There is a strong behavioral tradition, sometimes considered religious, sometimes considered “mystical”: it always involves singing, dancing, prayer, until you get yourself worn out. At that point, you ought to be healed. “Tradition” is key: different traditions for different cultures, all of which indicate:
We have to work as hard as we can until we are worn out.
We have to recognize that, on our own, we haven’t succeeded.
We have to ask for help.
God will help us. There’s Armageddon.
Dance, sing and pray, altogether, for healing is what happens for the
whirling dervishes, in the tarantella, in Alcoholics Anonymous
celebrations, and in similar Hindu, Buddhist and Confucian celebrations.
All I can do is, by definition, never enough. God has to do it to me,
in me and for me – so that the healing is really in me, and can be
passed by God through me into others.
(This post was written for Mike Kilmer, creator of this website and

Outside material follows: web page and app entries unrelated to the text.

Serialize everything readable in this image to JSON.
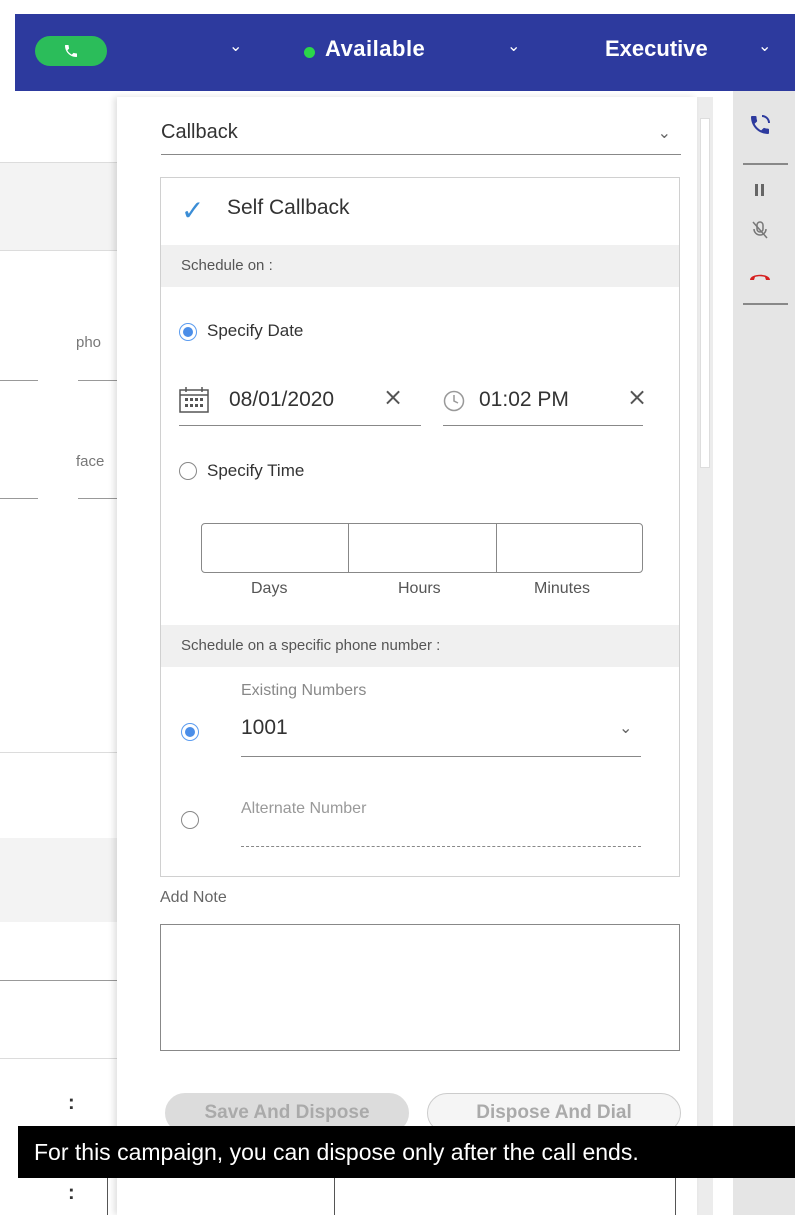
{
  "topbar": {
    "status": "Available",
    "role": "Executive",
    "accent_color": "#2d3a9e",
    "call_button_color": "#2bbd5a",
    "status_dot_color": "#2bd64a",
    "icons": [
      "phone-icon",
      "chevron-down-icon"
    ]
  },
  "background_form": {
    "field_labels": [
      "pho",
      "face"
    ]
  },
  "panel": {
    "disposition": "Callback",
    "self_callback": "Self Callback",
    "schedule_on": "Schedule on :",
    "specify_date": "Specify Date",
    "date": "08/01/2020",
    "time": "01:02 PM",
    "specify_time": "Specify Time",
    "duration_labels": [
      "Days",
      "Hours",
      "Minutes"
    ],
    "schedule_phone": "Schedule on a specific phone number :",
    "existing_numbers": "Existing Numbers",
    "selected_number": "1001",
    "alternate_number": "Alternate Number",
    "add_note": "Add Note",
    "save_button": "Save And Dispose",
    "dial_button": "Dispose And Dial",
    "schedule_mode": "Specify Date",
    "number_mode": "Existing Numbers"
  },
  "right_strip": {
    "icons": [
      "callback-phone-icon",
      "pause-icon",
      "mute-mic-icon",
      "hangup-icon"
    ],
    "hangup_color": "#d62020"
  },
  "tooltip": {
    "text": "For this campaign, you can dispose only after the call ends."
  }
}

co-author, with his wife Rivka, of the musical “Joys of Armageddon”.)